Investigators have found what they believe to be the body of afrom his suburban Chicago home nearly a week ago. Remains police believe are those of Andrew "AJ" Freund were found wrapped in plastic in a shallow grave in a remote area of Woodstock, Illinois, about seven miles from the boy's home, Crystal Lake police chief James Black said Wednesday.
Both of the child's parents have been charged with murder, battery and other counts and were ordered held on $5 million bail each during Thursday morning court appearances, reports CBS Chicago.
The boy was reported missing from his Crystal Lake home by his father April 18., the boy's father Andrew Freund Sr. claimed he last saw the boy when he went to bed the night before.
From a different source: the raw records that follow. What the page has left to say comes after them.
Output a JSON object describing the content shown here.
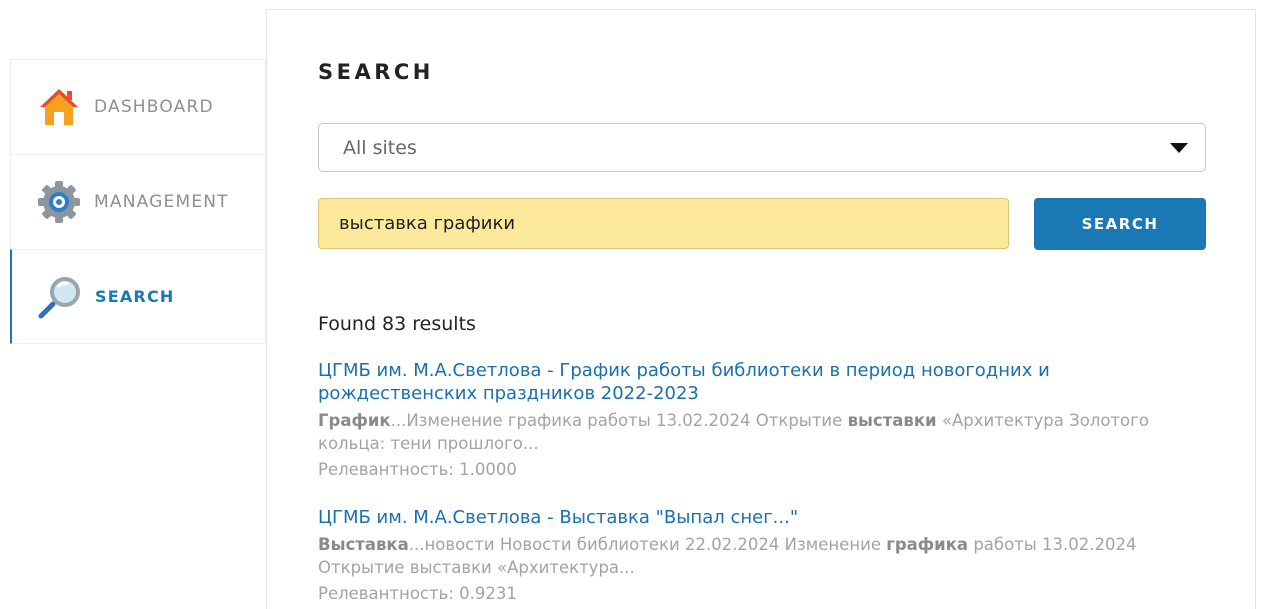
{
  "sidebar": {
    "items": [
      {
        "label": "DASHBOARD",
        "icon": "home-icon",
        "active": false
      },
      {
        "label": "MANAGEMENT",
        "icon": "gear-icon",
        "active": false
      },
      {
        "label": "SEARCH",
        "icon": "magnifier-icon",
        "active": true
      }
    ]
  },
  "main": {
    "title": "SEARCH",
    "site_select": {
      "value": "All sites"
    },
    "query": {
      "value": "выставка графики"
    },
    "search_button": "SEARCH",
    "found_text": "Found 83 results",
    "results": [
      {
        "title": "ЦГМБ им. М.А.Светлова - График работы библиотеки в период новогодних и рождественских праздников 2022-2023",
        "snippet": [
          {
            "t": "График",
            "b": true
          },
          {
            "t": "...Изменение графика работы 13.02.2024 Открытие ",
            "b": false
          },
          {
            "t": "выставки",
            "b": true
          },
          {
            "t": " «Архитектура Золотого кольца: тени прошлого...",
            "b": false
          }
        ],
        "relevance": "Релевантность: 1.0000"
      },
      {
        "title": "ЦГМБ им. М.А.Светлова - Выставка \"Выпал снег...\"",
        "snippet": [
          {
            "t": "Выставка",
            "b": true
          },
          {
            "t": "...новости Новости библиотеки 22.02.2024 Изменение ",
            "b": false
          },
          {
            "t": "графика",
            "b": true
          },
          {
            "t": " работы 13.02.2024 Открытие выставки «Архитектура...",
            "b": false
          }
        ],
        "relevance": "Релевантность: 0.9231"
      }
    ]
  },
  "colors": {
    "accent": "#1a78b5",
    "query_bg": "#fde99c",
    "muted_text": "#a3a3a3"
  }
}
The elder Freund, 60, said the boy was missing when he returned home the next morning from an early doctor's appointment.
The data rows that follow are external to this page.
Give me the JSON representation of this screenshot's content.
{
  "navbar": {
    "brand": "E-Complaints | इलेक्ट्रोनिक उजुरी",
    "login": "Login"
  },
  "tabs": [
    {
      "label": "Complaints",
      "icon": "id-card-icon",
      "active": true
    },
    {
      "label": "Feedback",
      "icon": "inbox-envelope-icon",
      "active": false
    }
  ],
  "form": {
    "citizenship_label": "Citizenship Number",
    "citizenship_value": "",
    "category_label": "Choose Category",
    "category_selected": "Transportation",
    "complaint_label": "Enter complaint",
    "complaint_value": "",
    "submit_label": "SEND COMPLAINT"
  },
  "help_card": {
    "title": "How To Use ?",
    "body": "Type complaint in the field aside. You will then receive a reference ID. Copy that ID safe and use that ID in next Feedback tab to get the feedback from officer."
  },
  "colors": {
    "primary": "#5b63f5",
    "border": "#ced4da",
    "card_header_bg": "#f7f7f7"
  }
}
But during interviews early Wednesday with Crystal Lake police and the FBI, Black said Andrew Freund Sr. and the child's mother JoAnn Cunningham, 35, were confronted with forensic analysis of cellphone data developed by investigators. Both then provided information that led to the recovery of the body, Black said.
Criminal complaints allege that each parent on April 15 forced the boy to remain in a cold shower for an extended period of time and then struck the boy on his body, "knowing that said acts created a strong probability of death of death or great bodily harm."
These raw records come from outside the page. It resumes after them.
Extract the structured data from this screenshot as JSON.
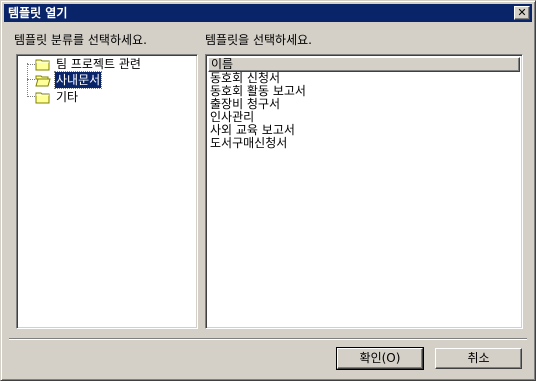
{
  "window": {
    "title": "템플릿 열기",
    "close_glyph": "✕"
  },
  "left_panel": {
    "label": "템플릿 분류를 선택하세요.",
    "tree": [
      {
        "label": "팀 프로젝트 관련",
        "icon": "folder-closed-icon",
        "selected": false
      },
      {
        "label": "사내문서",
        "icon": "folder-open-icon",
        "selected": true
      },
      {
        "label": "기타",
        "icon": "folder-closed-icon",
        "selected": false
      }
    ]
  },
  "right_panel": {
    "label": "템플릿을 선택하세요.",
    "column_header": "이름",
    "items": [
      "동호회 신청서",
      "동호회 활동 보고서",
      "출장비 청구서",
      "인사관리",
      "사외 교육 보고서",
      "도서구매신청서"
    ]
  },
  "buttons": {
    "ok": "확인(O)",
    "cancel": "취소"
  },
  "colors": {
    "face": "#d4d0c8",
    "titlebar": "#0a246a",
    "selection": "#0a246a"
  }
}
A complaint for Cunningham also alleges she struck the boy on March 4, and a complaint for Andrew Freund Sr. alleges he buried the child's body.
An official cause of death has not yet been released by the McHenry County Coroner's office.
"To AJ's family, it is my hope that you may have some solace in knowing that AJ is no longer suffering, and his killers have been brought to justice," Black said after their arrests Wednesday. "I would also like to thank the community for their support and assistance during this difficult time. To AJ, we know you're at peace playing in heaven's playground and are happy that you no longer have to suffer."
Cunningham is charged with five counts of first-degree murder, four counts of aggravated battery, two counts of aggravated domestic battery and one count of failure to report a missing child or child death.
The elder Andrew Freund has been charged with five counts of first-degree murder, two counts of aggravated battery, one count of aggravated domestic battery, two counts of concealment of a homicidal death and one count of failure to reports a missing child or child death.
Cunningham, who is seven months pregnant, appeared to be fighting back tears in court as prosecutors detailed the charges, CBS Chicago reported.
Investigators were seen at the family's home Wednesday removing a shovel, the mattress from a child-sized bed, several large bags and a large plastic bin, and loading them into an evidence team van, according to the station.
On Tuesday, the department released more than 60 pages of police reports written by officers who responded to various calls about the house, which is about 45 miles northwest of Chicago. The reports indicate officers visited the family's home 10 times over the past five years, often noting the poor condition of the home, according to CBS Chicago.
One report described seeing the home littered with dog feces and urine, and a children's bedroom where "the smell of feces was overwhelming." Another report said the officer found the house to be "cluttered, dirty and in disrepair," and without electrical power.
The heavily-redacted reports also indicate state child welfare workers were called after officers spotted a large bruise on one of the young boys living there in December, but that the children appeared to be "healthy and happy" and were not removed from the house. Cunningham said the bruise "must have been from the dog."
Prior to their arrests on criminal charges, Cunningham and Freund appeared in court Tuesday seeking custody of their 4-year-old son, Parker. Parker was taken into custody by the Illinois Department of Children and Family Services on Thursday after AJ was reported missing by his parents.
In a statement released to CBS Chicago, DCFS acting director Marc Smith called the news of AJ Freund's death "heartbreaking." DCFS had contact with the family since AJ was born with opiates in his body in 2013. The Northwest Herald said he was in foster care for two years before being returned to his parents.
"Protecting vulnerable children who come to our attention is at the core of our mission at DCFS," Smith said. "All of us feel this loss. our priority is the care and safety of Andrew's younger sibling."
Smith said the department would conduct a "comprehensive review of the entirety of our work with Andrew's family to understand our shortcomings and be fully transparent with the public on any steps we are taking to address the issues."
Gov. J.B. Pritzker in March ordered an independent review of DCFS after the deaths of a 2-year-old girl in Decatur and a 2-year-old boy in Chicago. Child welfare workers had contacts with both families.